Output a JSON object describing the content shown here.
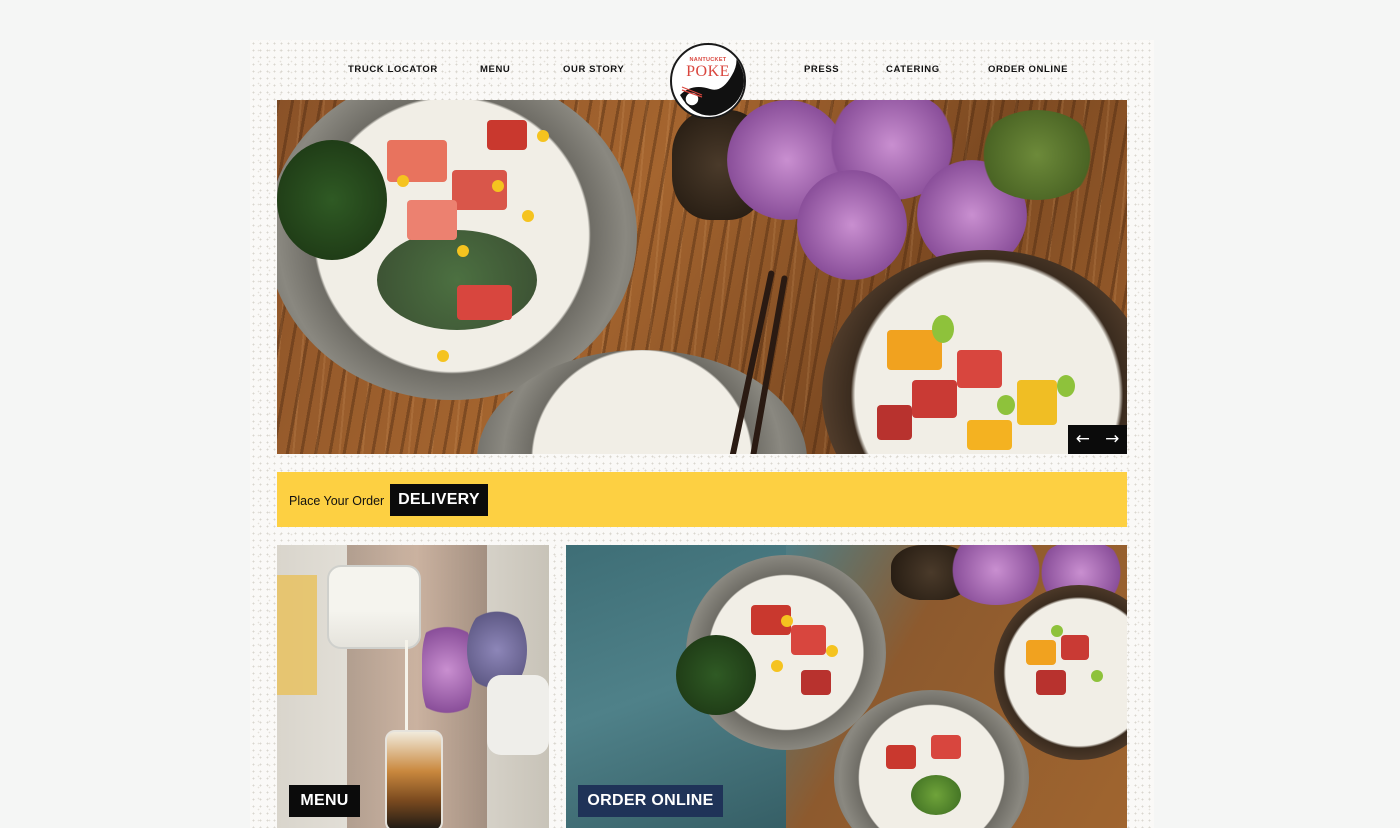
{
  "nav": {
    "left": [
      "TRUCK LOCATOR",
      "MENU",
      "OUR STORY"
    ],
    "right": [
      "PRESS",
      "CATERING",
      "ORDER ONLINE"
    ]
  },
  "logo": {
    "top_text": "NANTUCKET",
    "main_text": "POKE"
  },
  "slider": {
    "prev_icon": "arrow-left-icon",
    "next_icon": "arrow-right-icon",
    "prev_glyph": "←",
    "next_glyph": "→"
  },
  "order_bar": {
    "label": "Place Your Order",
    "button": "DELIVERY"
  },
  "tiles": {
    "menu": "MENU",
    "order_online": "ORDER ONLINE"
  },
  "colors": {
    "order_bar": "#fdd042",
    "button_dark": "#0b0b0b",
    "button_navy": "#1f3358",
    "logo_red": "#d9463e"
  }
}
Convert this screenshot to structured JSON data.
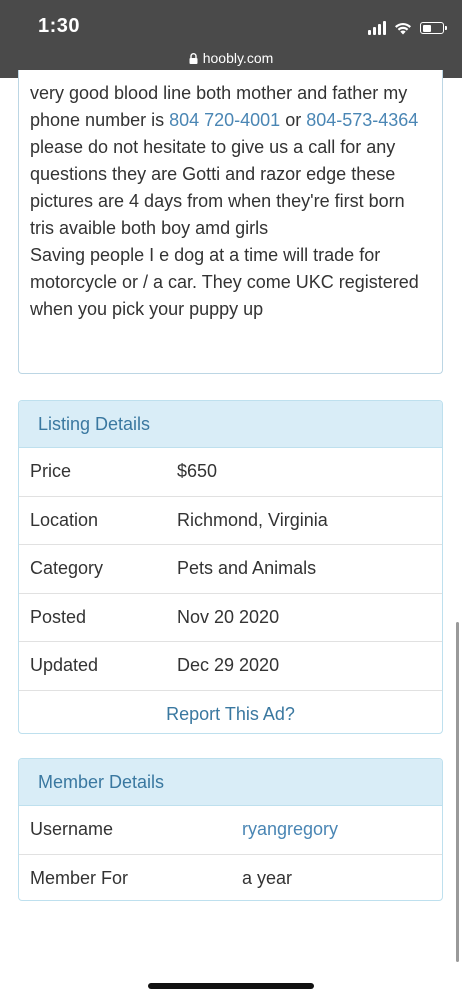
{
  "status_bar": {
    "time": "1:30",
    "url": "hoobly.com",
    "icons": [
      "signal-icon",
      "wifi-icon",
      "battery-icon",
      "lock-icon"
    ]
  },
  "description": {
    "line1": "very good blood line both mother and father my phone number is ",
    "phone1": "804 720-4001",
    "or": " or ",
    "phone2": "804-573-4364",
    "line2": " please do not hesitate to give us a call for any questions they are Gotti and razor edge these pictures are 4 days from when they're first born tris avaible both boy amd girls",
    "line3": "Saving people I e dog at a time will trade for motorcycle or / a car. They come UKC registered when you pick your puppy up"
  },
  "listing_details": {
    "heading": "Listing Details",
    "rows": [
      {
        "label": "Price",
        "value": "$650"
      },
      {
        "label": "Location",
        "value": "Richmond, Virginia"
      },
      {
        "label": "Category",
        "value": "Pets and Animals"
      },
      {
        "label": "Posted",
        "value": "Nov 20 2020"
      },
      {
        "label": "Updated",
        "value": "Dec 29 2020"
      }
    ],
    "report_link": "Report This Ad?"
  },
  "member_details": {
    "heading": "Member Details",
    "rows": [
      {
        "label": "Username",
        "value": "ryangregory"
      },
      {
        "label": "Member For",
        "value": "a year"
      }
    ]
  },
  "colors": {
    "status_bar_bg": "#4a4a4a",
    "link": "#4a86b4",
    "panel_heading_bg": "#d9edf7",
    "panel_heading_text": "#3a78a0"
  }
}
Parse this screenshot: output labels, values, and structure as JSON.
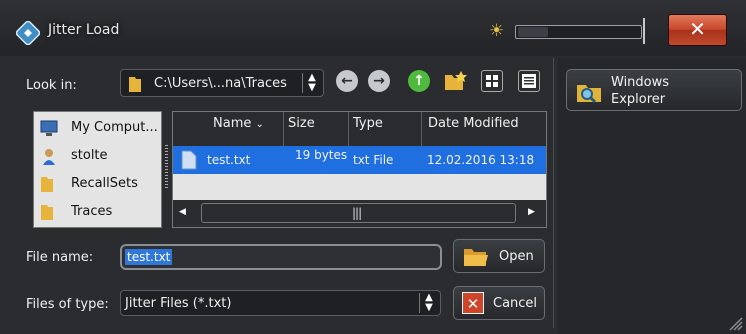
{
  "window": {
    "title": "Jitter Load"
  },
  "look_in": {
    "label": "Look in:",
    "path": "C:\\Users\\...na\\Traces",
    "icons": [
      "folder-icon",
      "back-icon",
      "forward-icon",
      "up-icon",
      "new-folder-icon",
      "icon-view-icon",
      "detail-view-icon"
    ]
  },
  "side": {
    "explorer_label": "Windows Explorer"
  },
  "places": [
    {
      "label": "My Comput...",
      "icon": "computer-icon"
    },
    {
      "label": "stolte",
      "icon": "user-icon"
    },
    {
      "label": "RecallSets",
      "icon": "folder-icon"
    },
    {
      "label": "Traces",
      "icon": "folder-icon"
    }
  ],
  "table": {
    "columns": [
      "Name",
      "Size",
      "Type",
      "Date Modified"
    ],
    "rows": [
      {
        "name": "test.txt",
        "size": "19 bytes",
        "type": "txt File",
        "date": "12.02.2016 13:18"
      }
    ]
  },
  "filename": {
    "label": "File name:",
    "value": "test.txt"
  },
  "filetype": {
    "label": "Files of type:",
    "value": "Jitter Files (*.txt)"
  },
  "buttons": {
    "open": "Open",
    "cancel": "Cancel"
  },
  "colors": {
    "accent": "#1f6fe0",
    "close": "#c8472b",
    "background": "#2a2c2f"
  }
}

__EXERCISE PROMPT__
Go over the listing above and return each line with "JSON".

__RESULT__
Output a JSON object describing the content shown here.
Convert this screenshot to structured JSON data.
Parse this screenshot: output labels, values, and structure as JSON.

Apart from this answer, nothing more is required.